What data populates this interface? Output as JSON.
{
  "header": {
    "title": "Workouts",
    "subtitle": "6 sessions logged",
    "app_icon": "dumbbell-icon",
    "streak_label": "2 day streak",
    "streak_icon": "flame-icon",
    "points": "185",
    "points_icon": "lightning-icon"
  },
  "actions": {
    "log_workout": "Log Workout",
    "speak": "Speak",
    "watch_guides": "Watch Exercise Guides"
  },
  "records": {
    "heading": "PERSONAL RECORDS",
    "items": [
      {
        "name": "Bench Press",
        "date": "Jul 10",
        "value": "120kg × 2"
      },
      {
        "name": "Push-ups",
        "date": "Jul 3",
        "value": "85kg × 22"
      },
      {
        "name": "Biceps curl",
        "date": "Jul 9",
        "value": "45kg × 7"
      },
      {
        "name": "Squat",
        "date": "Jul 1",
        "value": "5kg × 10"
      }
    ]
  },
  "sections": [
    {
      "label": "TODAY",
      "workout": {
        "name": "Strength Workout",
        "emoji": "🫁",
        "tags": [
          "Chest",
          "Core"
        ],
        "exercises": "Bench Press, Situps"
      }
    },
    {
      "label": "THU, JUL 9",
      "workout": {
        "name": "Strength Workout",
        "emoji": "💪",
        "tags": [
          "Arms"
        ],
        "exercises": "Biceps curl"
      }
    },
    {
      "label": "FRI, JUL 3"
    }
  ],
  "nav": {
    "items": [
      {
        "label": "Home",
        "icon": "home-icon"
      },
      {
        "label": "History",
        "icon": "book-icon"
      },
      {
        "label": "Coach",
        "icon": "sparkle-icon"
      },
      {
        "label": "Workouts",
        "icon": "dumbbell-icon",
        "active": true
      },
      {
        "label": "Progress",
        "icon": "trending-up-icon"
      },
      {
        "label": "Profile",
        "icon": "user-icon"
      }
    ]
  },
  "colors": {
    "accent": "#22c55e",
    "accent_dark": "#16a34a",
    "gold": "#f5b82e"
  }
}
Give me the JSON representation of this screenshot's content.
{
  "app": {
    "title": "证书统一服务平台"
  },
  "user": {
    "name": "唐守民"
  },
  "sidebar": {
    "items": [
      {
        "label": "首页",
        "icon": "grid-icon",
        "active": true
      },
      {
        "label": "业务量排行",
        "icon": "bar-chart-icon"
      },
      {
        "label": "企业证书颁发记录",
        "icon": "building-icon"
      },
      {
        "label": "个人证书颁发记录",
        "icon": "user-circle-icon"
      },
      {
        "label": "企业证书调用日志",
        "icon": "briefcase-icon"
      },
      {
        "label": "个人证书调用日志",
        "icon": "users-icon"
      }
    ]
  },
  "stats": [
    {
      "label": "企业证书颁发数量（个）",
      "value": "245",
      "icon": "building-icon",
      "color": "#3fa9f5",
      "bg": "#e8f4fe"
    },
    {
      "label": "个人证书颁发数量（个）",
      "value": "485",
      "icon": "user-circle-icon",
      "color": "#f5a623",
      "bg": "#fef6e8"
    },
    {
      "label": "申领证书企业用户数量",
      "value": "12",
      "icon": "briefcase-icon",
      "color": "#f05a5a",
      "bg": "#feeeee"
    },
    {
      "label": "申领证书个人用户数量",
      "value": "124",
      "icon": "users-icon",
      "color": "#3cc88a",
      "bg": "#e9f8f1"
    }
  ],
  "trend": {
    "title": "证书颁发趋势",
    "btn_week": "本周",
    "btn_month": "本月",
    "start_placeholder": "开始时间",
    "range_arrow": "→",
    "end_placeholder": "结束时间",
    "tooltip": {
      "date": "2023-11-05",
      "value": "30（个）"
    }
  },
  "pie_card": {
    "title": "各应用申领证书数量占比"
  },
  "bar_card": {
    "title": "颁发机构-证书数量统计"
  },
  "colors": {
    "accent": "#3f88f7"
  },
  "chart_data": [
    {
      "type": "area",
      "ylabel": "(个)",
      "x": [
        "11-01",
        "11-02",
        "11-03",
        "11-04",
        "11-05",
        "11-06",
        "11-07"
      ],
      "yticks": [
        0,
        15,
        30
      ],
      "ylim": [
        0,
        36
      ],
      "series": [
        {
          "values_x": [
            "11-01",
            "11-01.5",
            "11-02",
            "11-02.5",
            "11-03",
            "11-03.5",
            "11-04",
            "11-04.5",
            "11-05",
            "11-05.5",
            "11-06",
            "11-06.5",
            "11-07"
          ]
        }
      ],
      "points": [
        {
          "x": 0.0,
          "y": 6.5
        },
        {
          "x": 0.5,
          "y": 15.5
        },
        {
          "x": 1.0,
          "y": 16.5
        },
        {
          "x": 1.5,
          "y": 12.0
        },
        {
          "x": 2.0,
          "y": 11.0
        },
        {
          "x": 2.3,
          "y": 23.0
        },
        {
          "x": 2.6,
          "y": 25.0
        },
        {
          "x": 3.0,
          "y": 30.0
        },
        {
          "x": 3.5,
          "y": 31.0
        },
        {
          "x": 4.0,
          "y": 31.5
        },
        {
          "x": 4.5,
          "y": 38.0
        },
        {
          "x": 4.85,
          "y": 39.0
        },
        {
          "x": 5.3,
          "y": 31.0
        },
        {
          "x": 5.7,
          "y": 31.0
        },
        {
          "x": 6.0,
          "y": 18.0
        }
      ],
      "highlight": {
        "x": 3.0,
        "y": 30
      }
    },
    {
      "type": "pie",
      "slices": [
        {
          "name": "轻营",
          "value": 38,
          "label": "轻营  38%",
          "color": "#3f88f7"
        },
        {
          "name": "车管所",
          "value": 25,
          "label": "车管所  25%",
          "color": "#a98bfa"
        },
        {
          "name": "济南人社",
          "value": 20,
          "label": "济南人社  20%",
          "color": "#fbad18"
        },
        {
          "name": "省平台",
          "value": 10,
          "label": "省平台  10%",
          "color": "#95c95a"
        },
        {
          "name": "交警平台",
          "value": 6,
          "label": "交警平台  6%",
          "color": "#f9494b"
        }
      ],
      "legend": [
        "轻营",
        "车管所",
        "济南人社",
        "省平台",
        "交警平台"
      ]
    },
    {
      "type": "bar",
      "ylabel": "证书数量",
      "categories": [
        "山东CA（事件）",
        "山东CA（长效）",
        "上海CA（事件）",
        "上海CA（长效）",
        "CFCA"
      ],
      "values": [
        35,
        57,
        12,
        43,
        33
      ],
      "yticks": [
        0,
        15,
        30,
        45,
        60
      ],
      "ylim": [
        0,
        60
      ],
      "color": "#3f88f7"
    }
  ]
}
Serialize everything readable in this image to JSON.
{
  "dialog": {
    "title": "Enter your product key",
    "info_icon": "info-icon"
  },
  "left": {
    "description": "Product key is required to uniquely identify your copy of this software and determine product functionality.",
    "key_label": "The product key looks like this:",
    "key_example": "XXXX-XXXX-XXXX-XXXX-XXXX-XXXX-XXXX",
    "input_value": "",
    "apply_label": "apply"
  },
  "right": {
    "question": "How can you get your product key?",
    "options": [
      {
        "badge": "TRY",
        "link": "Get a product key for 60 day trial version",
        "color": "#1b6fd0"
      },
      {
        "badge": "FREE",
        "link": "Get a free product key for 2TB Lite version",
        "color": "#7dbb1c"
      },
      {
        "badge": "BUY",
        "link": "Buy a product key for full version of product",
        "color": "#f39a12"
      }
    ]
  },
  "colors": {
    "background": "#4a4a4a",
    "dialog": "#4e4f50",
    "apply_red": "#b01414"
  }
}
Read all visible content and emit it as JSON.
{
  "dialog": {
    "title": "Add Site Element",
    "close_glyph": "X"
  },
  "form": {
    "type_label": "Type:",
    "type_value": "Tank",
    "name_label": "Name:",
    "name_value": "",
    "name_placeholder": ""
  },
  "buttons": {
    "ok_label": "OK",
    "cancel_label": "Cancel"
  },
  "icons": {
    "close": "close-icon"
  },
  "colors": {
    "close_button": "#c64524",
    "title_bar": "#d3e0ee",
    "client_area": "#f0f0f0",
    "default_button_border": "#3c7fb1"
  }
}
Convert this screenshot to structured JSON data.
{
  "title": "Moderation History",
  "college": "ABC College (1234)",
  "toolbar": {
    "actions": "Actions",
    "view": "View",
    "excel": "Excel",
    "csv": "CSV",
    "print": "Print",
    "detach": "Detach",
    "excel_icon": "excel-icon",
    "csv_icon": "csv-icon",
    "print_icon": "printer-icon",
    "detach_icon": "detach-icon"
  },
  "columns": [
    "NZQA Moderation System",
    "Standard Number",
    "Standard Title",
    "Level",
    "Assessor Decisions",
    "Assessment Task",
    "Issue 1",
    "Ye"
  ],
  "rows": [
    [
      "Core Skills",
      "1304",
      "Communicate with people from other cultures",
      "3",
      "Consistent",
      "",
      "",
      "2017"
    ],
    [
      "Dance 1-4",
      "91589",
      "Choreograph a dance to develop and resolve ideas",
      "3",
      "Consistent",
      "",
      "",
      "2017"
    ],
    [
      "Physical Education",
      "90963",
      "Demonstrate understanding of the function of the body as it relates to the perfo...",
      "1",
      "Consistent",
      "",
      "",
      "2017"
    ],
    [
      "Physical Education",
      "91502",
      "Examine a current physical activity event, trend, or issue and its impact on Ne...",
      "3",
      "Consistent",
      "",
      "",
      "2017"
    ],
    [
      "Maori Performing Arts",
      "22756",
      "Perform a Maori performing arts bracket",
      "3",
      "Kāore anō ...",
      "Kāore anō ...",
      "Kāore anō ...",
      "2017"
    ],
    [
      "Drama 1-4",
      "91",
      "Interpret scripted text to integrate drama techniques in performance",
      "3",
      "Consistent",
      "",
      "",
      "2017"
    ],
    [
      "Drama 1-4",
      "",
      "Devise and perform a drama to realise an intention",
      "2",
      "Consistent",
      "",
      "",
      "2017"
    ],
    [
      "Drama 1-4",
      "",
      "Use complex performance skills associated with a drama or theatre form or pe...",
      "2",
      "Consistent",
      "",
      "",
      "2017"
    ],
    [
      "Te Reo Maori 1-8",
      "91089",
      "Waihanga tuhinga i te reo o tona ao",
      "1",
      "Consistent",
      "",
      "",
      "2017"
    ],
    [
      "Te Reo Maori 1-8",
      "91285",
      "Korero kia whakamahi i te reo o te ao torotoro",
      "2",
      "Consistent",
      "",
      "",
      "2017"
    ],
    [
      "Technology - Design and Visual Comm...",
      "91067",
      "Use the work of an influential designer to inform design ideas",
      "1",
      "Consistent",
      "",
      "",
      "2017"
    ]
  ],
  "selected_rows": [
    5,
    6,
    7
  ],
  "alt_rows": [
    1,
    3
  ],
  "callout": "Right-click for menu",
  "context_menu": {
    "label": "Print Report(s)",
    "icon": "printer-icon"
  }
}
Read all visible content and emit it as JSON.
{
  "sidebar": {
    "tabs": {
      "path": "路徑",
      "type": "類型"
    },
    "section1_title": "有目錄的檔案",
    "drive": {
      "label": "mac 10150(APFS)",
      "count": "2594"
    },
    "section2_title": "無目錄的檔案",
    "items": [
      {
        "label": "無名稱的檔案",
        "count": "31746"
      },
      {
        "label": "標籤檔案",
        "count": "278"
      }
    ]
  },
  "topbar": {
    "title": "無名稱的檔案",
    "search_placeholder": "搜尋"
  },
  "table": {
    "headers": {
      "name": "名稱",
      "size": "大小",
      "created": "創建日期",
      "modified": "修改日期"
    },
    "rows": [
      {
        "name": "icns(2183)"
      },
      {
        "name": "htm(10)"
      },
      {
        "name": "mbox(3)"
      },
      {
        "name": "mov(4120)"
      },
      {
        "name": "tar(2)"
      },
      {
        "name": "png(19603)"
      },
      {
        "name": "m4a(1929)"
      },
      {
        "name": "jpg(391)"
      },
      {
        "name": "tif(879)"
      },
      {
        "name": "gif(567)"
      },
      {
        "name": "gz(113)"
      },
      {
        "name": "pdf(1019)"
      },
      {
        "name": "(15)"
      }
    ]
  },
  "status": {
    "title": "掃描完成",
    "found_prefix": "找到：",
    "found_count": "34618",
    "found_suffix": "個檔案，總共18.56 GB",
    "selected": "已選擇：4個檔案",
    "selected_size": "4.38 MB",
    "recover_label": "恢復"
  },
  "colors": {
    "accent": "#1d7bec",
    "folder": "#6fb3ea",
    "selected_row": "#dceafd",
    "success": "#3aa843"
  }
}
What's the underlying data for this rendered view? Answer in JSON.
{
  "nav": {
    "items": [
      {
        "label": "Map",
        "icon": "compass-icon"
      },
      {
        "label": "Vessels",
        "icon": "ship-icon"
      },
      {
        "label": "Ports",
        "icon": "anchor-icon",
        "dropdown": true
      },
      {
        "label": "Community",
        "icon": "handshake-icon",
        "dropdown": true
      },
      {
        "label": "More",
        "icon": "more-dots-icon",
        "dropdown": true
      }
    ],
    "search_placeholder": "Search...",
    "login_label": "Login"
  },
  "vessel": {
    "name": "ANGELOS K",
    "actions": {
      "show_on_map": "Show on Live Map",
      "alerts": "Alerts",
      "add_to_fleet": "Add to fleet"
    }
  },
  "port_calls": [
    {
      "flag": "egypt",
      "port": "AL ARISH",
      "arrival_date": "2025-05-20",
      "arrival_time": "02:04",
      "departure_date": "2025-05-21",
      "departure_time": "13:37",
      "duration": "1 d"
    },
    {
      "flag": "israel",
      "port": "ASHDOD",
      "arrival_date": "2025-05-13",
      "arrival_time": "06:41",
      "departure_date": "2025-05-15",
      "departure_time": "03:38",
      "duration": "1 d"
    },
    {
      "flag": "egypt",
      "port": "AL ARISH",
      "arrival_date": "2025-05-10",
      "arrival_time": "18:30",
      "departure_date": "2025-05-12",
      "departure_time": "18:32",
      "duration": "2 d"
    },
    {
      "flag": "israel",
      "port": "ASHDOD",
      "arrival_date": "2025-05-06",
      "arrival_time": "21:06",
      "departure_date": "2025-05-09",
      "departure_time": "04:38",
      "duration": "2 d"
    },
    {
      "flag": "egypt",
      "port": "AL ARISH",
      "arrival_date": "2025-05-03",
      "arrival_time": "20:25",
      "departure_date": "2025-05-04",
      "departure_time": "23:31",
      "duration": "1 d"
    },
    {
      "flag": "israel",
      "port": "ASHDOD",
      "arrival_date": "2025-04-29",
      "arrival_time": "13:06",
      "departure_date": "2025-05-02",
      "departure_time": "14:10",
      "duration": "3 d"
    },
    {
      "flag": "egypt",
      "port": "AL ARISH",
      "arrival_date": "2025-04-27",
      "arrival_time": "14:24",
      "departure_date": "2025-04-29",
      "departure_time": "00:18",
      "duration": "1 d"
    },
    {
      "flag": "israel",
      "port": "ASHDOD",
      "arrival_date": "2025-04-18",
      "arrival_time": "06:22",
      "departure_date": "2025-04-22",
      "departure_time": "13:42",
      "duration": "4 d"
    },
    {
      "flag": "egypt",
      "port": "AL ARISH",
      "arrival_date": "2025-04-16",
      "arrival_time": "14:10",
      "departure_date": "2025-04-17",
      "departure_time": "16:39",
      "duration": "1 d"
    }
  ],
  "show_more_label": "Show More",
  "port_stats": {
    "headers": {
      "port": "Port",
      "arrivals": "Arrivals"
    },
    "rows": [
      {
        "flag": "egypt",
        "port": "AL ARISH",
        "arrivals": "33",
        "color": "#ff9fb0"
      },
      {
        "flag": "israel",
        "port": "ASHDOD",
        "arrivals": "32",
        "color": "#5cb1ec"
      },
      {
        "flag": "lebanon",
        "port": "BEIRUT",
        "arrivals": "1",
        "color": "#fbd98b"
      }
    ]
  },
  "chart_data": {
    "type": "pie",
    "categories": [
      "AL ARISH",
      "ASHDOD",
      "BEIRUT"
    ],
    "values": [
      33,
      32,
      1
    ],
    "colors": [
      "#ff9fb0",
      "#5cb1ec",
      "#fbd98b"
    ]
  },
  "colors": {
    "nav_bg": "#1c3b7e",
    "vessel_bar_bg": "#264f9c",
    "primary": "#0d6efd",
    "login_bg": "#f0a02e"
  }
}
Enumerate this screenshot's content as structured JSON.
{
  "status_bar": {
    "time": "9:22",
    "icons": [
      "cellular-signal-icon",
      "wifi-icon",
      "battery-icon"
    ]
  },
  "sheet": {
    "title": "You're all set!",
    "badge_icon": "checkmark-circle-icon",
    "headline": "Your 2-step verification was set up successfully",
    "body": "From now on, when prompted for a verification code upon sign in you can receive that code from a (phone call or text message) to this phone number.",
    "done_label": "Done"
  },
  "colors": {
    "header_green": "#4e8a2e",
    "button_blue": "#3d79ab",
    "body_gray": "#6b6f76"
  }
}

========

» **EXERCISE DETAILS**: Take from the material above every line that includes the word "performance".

» **RESPONSE TO THE TASK**:
      "Interpret scripted text to integrate drama techniques in performance",
      "Use complex performance skills associated with a drama or theatre form or pe...",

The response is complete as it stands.